• _EXERCISE BRIEF_
All entries below are to be set down again exactly as given.
-=-=-
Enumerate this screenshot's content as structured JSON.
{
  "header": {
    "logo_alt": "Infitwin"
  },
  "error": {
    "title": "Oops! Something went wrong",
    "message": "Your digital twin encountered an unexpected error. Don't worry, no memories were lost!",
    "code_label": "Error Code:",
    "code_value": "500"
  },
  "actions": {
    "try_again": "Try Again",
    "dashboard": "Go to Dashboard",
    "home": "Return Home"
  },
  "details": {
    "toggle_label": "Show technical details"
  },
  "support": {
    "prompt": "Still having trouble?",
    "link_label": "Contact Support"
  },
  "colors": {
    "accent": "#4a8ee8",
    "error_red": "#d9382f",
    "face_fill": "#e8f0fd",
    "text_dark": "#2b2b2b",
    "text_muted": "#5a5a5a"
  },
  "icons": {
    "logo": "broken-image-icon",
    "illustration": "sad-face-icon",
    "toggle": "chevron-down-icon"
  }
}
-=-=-
• _RESPONSE BELOW_
Enumerate this screenshot's content as structured JSON.
{
  "header": {
    "logo_alt": "Infitwin"
  },
  "error": {
    "title": "Oops! Something went wrong",
    "message": "Your digital twin encountered an unexpected error. Don't worry, no memories were lost!",
    "code_label": "Error Code:",
    "code_value": "500"
  },
  "actions": {
    "try_again": "Try Again",
    "dashboard": "Go to Dashboard",
    "home": "Return Home"
  },
  "details": {
    "toggle_label": "Show technical details"
  },
  "support": {
    "prompt": "Still having trouble?",
    "link_label": "Contact Support"
  },
  "colors": {
    "accent": "#4a8ee8",
    "error_red": "#d9382f",
    "face_fill": "#e8f0fd",
    "text_dark": "#2b2b2b",
    "text_muted": "#5a5a5a"
  },
  "icons": {
    "logo": "broken-image-icon",
    "illustration": "sad-face-icon",
    "toggle": "chevron-down-icon"
  }
}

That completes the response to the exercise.